> **Required work**: Each record below should be reproduced as it is written, with pictures left out entirely.

> **Data under study**:
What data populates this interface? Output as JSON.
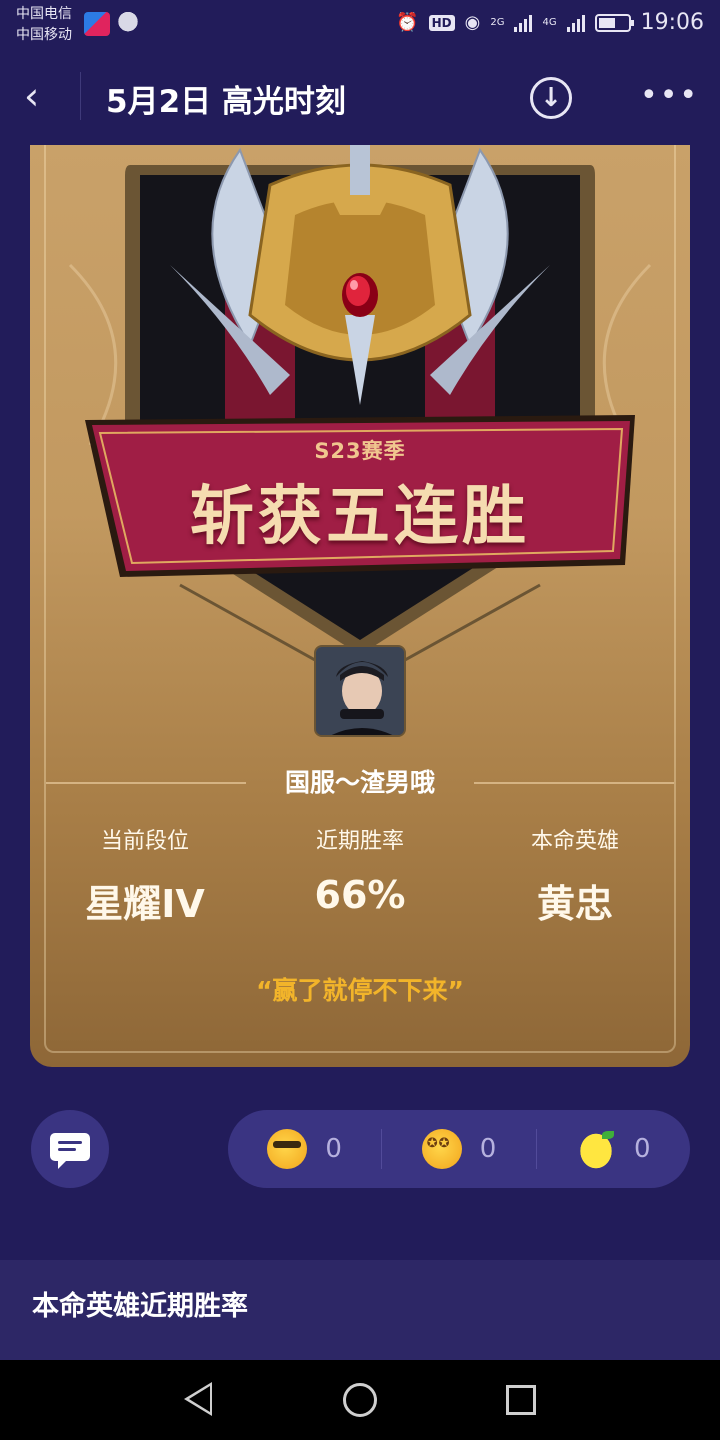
{
  "status_bar": {
    "carrier_1": "中国电信",
    "carrier_2": "中国移动",
    "hd": "HD",
    "net_1": "2G",
    "net_2": "4G",
    "time": "19:06",
    "battery_level": 0.6
  },
  "header": {
    "title": "5月2日 高光时刻",
    "back_icon": "back-chevron-icon",
    "download_icon": "download-icon",
    "more_icon": "more-dots-icon"
  },
  "card": {
    "season": "S23赛季",
    "headline": "斩获五连胜",
    "player_name": "国服～渣男哦",
    "stats": [
      {
        "label": "当前段位",
        "value": "星耀IV"
      },
      {
        "label": "近期胜率",
        "value": "66%"
      },
      {
        "label": "本命英雄",
        "value": "黄忠"
      }
    ],
    "quote": "“赢了就停不下来”"
  },
  "reactions": [
    {
      "icon": "cool-sunglasses-emoji-icon",
      "count": "0"
    },
    {
      "icon": "star-eyes-emoji-icon",
      "count": "0"
    },
    {
      "icon": "lemon-emoji-icon",
      "count": "0"
    }
  ],
  "section": {
    "title": "本命英雄近期胜率"
  },
  "colors": {
    "background": "#221c5a",
    "card_gold": "#c29960",
    "banner_red": "#a01e45",
    "quote_gold": "#f2b42a"
  }
}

> **Response to this exercise**:
What data populates this interface? Output as JSON.
{
  "status_bar": {
    "carrier_1": "中国电信",
    "carrier_2": "中国移动",
    "hd": "HD",
    "net_1": "2G",
    "net_2": "4G",
    "time": "19:06",
    "battery_level": 0.6
  },
  "header": {
    "title": "5月2日 高光时刻",
    "back_icon": "back-chevron-icon",
    "download_icon": "download-icon",
    "more_icon": "more-dots-icon"
  },
  "card": {
    "season": "S23赛季",
    "headline": "斩获五连胜",
    "player_name": "国服～渣男哦",
    "stats": [
      {
        "label": "当前段位",
        "value": "星耀IV"
      },
      {
        "label": "近期胜率",
        "value": "66%"
      },
      {
        "label": "本命英雄",
        "value": "黄忠"
      }
    ],
    "quote": "“赢了就停不下来”"
  },
  "reactions": [
    {
      "icon": "cool-sunglasses-emoji-icon",
      "count": "0"
    },
    {
      "icon": "star-eyes-emoji-icon",
      "count": "0"
    },
    {
      "icon": "lemon-emoji-icon",
      "count": "0"
    }
  ],
  "section": {
    "title": "本命英雄近期胜率"
  },
  "colors": {
    "background": "#221c5a",
    "card_gold": "#c29960",
    "banner_red": "#a01e45",
    "quote_gold": "#f2b42a"
  }
}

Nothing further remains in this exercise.